A New Jersey teacher fired for teaching anti-Semitic views filed an anti-discrimination lawsuit against his employer, accusing them of having terminated him based on his race, ethnicity and religion. His fifteen-count complaint was dismissed and he appealed to the U.S. Court of Appeals for the Third Circuit, which upheld the lower court’s decision.

This case was filed by Jason Mostafa Ali, a history teacher at Woodbridge High School who was terminated from his position after the school’s principal learned that he had been teaching his students anti-Semitic lessons and conspiracy theories about the 9/11 attacks, as well as posting similarly themed articles and links on a school-sponsored website for students to access. The firing was approved by the Board of Education.

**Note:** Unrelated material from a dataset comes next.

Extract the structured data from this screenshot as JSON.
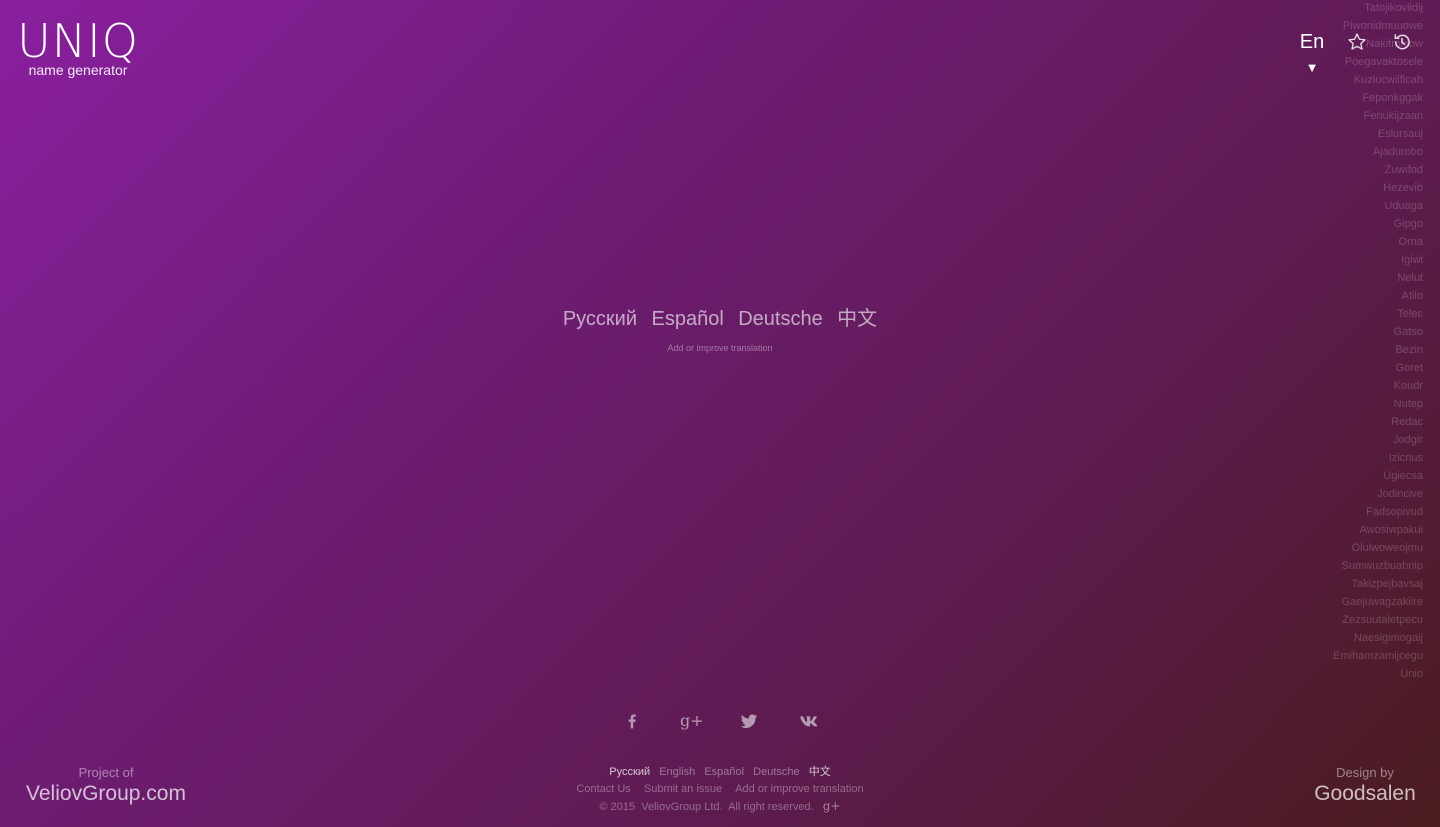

Six months later Mr. Ali, who is a non-practicing Muslim of Egyptian descent, filed a claim against the school district, the principal, and the Board of Education under New Jersey’s Law Against Discrimination, which prohibits discrimination in the workplace based on “race, creed, color, national origin, ancestry, age, marital status, affectional or sexual orientation, familial status, disability, nationality, sex, gender identity or expression.” He accused them of using his teaching of anti-Semitic views as a pretext for discrimination that led to his firing. In addition to the firing itself, he cited examples of references to his name and other Middle Eastern themed comments, as well as comments made by colleagues that characterized him as “unpatriotic,” a “conspiracy theorist” and “anti-Semitic,” identifying these as contributing to a hostile work environment. His suit also asserted that his free speech rights had been violated.

Under the New Jersey Law Against Discrimination, plaintiffs must first establish themselves as members of a protected class and that they were both qualified for their position and that they suffered an adverse employment action. They also need to show that the adverse action might be inferred as having been an intentional act of discrimination. But establishing this baseline does not prove that discrimination was actually the cause. It is simply a starting point, and the plaintiff must then provide proof that the reason given for the firing was a pretext.

In its review, the appeals court noted that Mr. Ali had not presented any evidence to support his claim. They referred to the school district’s assertions that the reasons for the firing were the fact that he had posted anti-Semitic articles on the school’s online channels; that he had expressed no remorse for having done so; and that he had taught Holocaust denial theories to his students. Ali did not deny any of these defenses, nor did he provide evidence that any of them were a pretext. By contrast, the school provided documentation of their rationale for having terminated him.

The New Jersey Law Against Discrimination provides robust protections for those that are discriminated against on the basis of being a member of a protected class, but that status does not automatically entitle the plaintiff to a judgment if they have behaved or performed in a way that would have resulted in any other employee having faced an adverse employment act. If you believe that you are the victim of discrimination, contact our experienced employment discrimination attorneys and we will thoroughly assess your case and advise you of your rights.